WR: It was 1947, '48 ... something like that. I was like twelve or thirteen years old, and I saw him featured with Tommy Dorsey's orchestra in the Strand Theater, which is not there anymore, on Broadway. So after that, when I moved to Las Vegas many years later (1970), and I was playing the shows there, I met him when he was playing with Pearl (Bailey), who was his wife at that time, at the Hilton Hotel. For some reason or another we started talking and became close friends; not only as musicians and drummers, as I asked him about technique. I also asked him, "Why do you smile when you play?" I realized that he was doing special breathing. He did Aikido in Japan, he does this special breathing so he doesn't get tired, so he always has like a smile on his face. Anyway, we became very close friends. One day, out of the blue, I get a call from him. "Walfretto (he calls me "Walfretto", he can't pronounce Walfredo), I want you to meet Norman Granz--he's a good friend of mine--I want to do something." He had been to my house and we had played together. One day I told him, "Louie, why don't you take a solo on the timbal? I want to see what you do." So he took like a half-hour solo on the timbal. His technique was fantastic. It wasn't Choricera (Silvano Shueg) or Tito (Puente) or anything like that--it was Louie Bellson. He wanted me to get together with Norman Granz, who was an incredible man in those days, doing all the jazz stuff for the philharmonics, and he was always very open-eyed. He lived in Switzerland, but would go to the United States and then go back to Geneva (Switzerland), which he said was the most beautiful country in the world. So I said, "OK, let's do it." At the time in Las Vegas, there were many good musicians doing the shows. There were a lot of good players in every hotel and casino band. Cachao was there playing. This is a story of Cachao that no one knows; the time Cachao spent in Las Vegas playing shows, which is another chapter that, if you want to know about it, one day I'll tell you. Alex Acuna was there, too. I think he had just moved to L.A. to play with Weather Report. Alex was also part of that Las Vegas scene, along with Juancito Torres, Papito Hernandez and many more.

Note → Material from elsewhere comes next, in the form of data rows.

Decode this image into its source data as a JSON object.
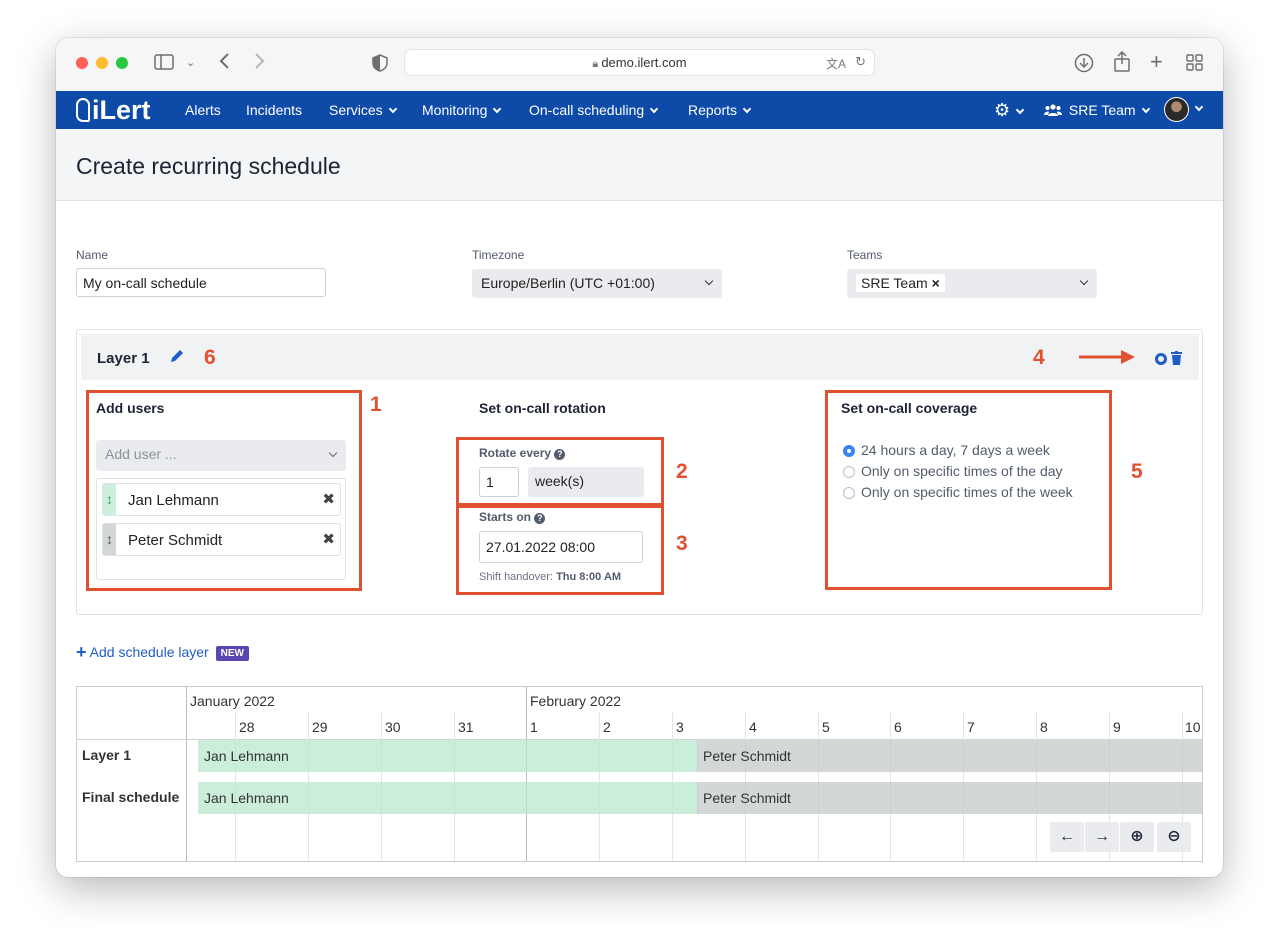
{
  "browser": {
    "url": "demo.ilert.com"
  },
  "nav": {
    "brand": "iLert",
    "items": [
      "Alerts",
      "Incidents",
      "Services",
      "Monitoring",
      "On-call scheduling",
      "Reports"
    ],
    "team": "SRE Team"
  },
  "page": {
    "title": "Create recurring schedule"
  },
  "form": {
    "name_label": "Name",
    "name_value": "My on-call schedule",
    "timezone_label": "Timezone",
    "timezone_value": "Europe/Berlin (UTC +01:00)",
    "teams_label": "Teams",
    "teams_value": "SRE Team",
    "teams_remove": "×"
  },
  "layer": {
    "title": "Layer 1",
    "add_users_title": "Add users",
    "add_user_placeholder": "Add user ...",
    "users": [
      {
        "name": "Jan Lehmann",
        "remove": "✖"
      },
      {
        "name": "Peter Schmidt",
        "remove": "✖"
      }
    ],
    "rotation_title": "Set on-call rotation",
    "rotate_every_label": "Rotate every",
    "rotate_every_value": "1",
    "rotate_every_unit": "week(s)",
    "starts_on_label": "Starts on",
    "starts_on_value": "27.01.2022 08:00",
    "handover_prefix": "Shift handover:",
    "handover_value": "Thu 8:00 AM",
    "coverage_title": "Set on-call coverage",
    "coverage_options": [
      {
        "label": "24 hours a day, 7 days a week",
        "selected": true
      },
      {
        "label": "Only on specific times of the day",
        "selected": false
      },
      {
        "label": "Only on specific times of the week",
        "selected": false
      }
    ]
  },
  "annotations": [
    "1",
    "2",
    "3",
    "4",
    "5",
    "6"
  ],
  "add_layer": {
    "label": "Add schedule layer",
    "badge": "NEW"
  },
  "timeline": {
    "months": [
      "January 2022",
      "February 2022"
    ],
    "days": [
      "28",
      "29",
      "30",
      "31",
      "1",
      "2",
      "3",
      "4",
      "5",
      "6",
      "7",
      "8",
      "9",
      "10"
    ],
    "rows": [
      {
        "label": "Layer 1",
        "shifts": [
          {
            "user": "Jan Lehmann"
          },
          {
            "user": "Peter Schmidt"
          }
        ]
      },
      {
        "label": "Final schedule",
        "shifts": [
          {
            "user": "Jan Lehmann"
          },
          {
            "user": "Peter Schmidt"
          }
        ]
      }
    ],
    "controls": [
      "←",
      "→",
      "⊕",
      "⊖"
    ]
  },
  "colors": {
    "nav": "#0e4ba8",
    "annotation": "#e2512f",
    "shift_jan": "#cdeedb",
    "shift_peter": "#d3d6d6",
    "badge": "#5b45b0"
  }
}
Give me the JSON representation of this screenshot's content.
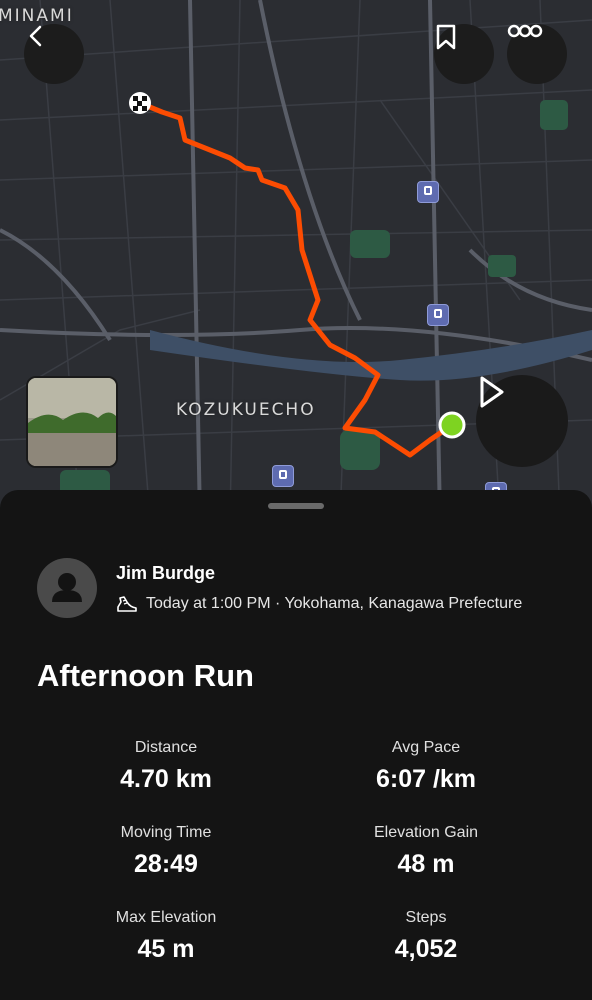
{
  "map": {
    "labels": {
      "minami": "MINAMI",
      "kozukuecho": "KOZUKUECHO"
    },
    "colors": {
      "route": "#fc4c02",
      "end_marker": "#7ed321",
      "park": "#2d5a44"
    }
  },
  "header": {
    "back_icon": "chevron-left-icon",
    "bookmark_icon": "bookmark-icon",
    "more_icon": "more-icon"
  },
  "athlete": {
    "name": "Jim Burdge",
    "meta": "Today at 1:00 PM · Yokohama, Kanagawa Prefecture"
  },
  "activity": {
    "title": "Afternoon Run"
  },
  "stats": [
    {
      "label": "Distance",
      "value": "4.70 km"
    },
    {
      "label": "Avg Pace",
      "value": "6:07 /km"
    },
    {
      "label": "Moving Time",
      "value": "28:49"
    },
    {
      "label": "Elevation Gain",
      "value": "48 m"
    },
    {
      "label": "Max Elevation",
      "value": "45 m"
    },
    {
      "label": "Steps",
      "value": "4,052"
    }
  ]
}
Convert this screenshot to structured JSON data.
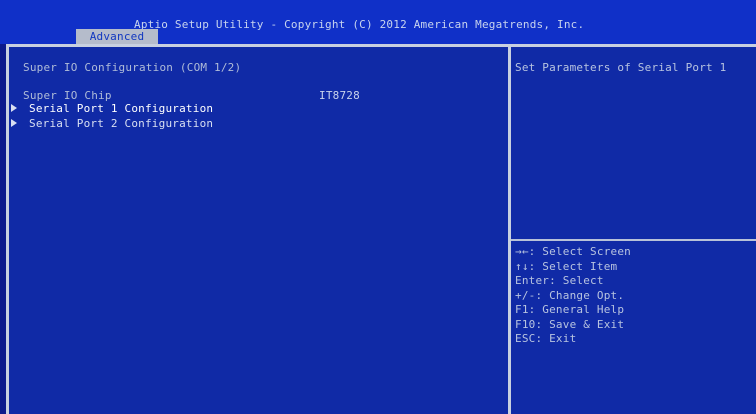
{
  "header": {
    "title": "Aptio Setup Utility - Copyright (C) 2012 American Megatrends, Inc.",
    "active_tab": "Advanced"
  },
  "main": {
    "section_title": "Super IO Configuration (COM 1/2)",
    "chip_label": "Super IO Chip",
    "chip_value": "IT8728",
    "items": [
      {
        "label": "Serial Port 1 Configuration"
      },
      {
        "label": "Serial Port 2 Configuration"
      }
    ]
  },
  "help": {
    "description": "Set Parameters of Serial Port 1",
    "keys": [
      "→←: Select Screen",
      "↑↓: Select Item",
      "Enter: Select",
      "+/-: Change Opt.",
      "F1: General Help",
      "F10: Save & Exit",
      "ESC: Exit"
    ]
  },
  "colors": {
    "background": "#0c1a8c",
    "title_bar": "#1030c8",
    "panel": "#102aa6",
    "tab": "#b5bccb",
    "text": "#b0bcd8"
  }
}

JS: Juancito Torres was living in Vegas?
WR: To tell you the truth, Juan went there to play with Pupi (Campos), and he played with Papito on bass and Alex on timbal. Pupi had a group at Ceasar's Palace, but it was the most incredible group in the world. Cachao and Bol (El Negro Vivar's brother) also played bass with that band. Many of us were in Puerto Rico before moving to Vegas. I was the first one to leave. The 1970s came and things started getting a little slow, so it was like an exodus from Puerto Rico to Las Vegas. I arrived in Vegas in 1970. Right when Roberto Clemente went down on the plane, I heard the story from Vegas; so that's the time. Juan was there and we did a big, special concert at the Thunderbird Hotel, which is not there anymore. In 1972, we played a Chico O'Farrill suite based on La Cucaracha; this amazing thing he did. There was a great Mexican trumpet player who still lives in Vegas, by the name of Luis...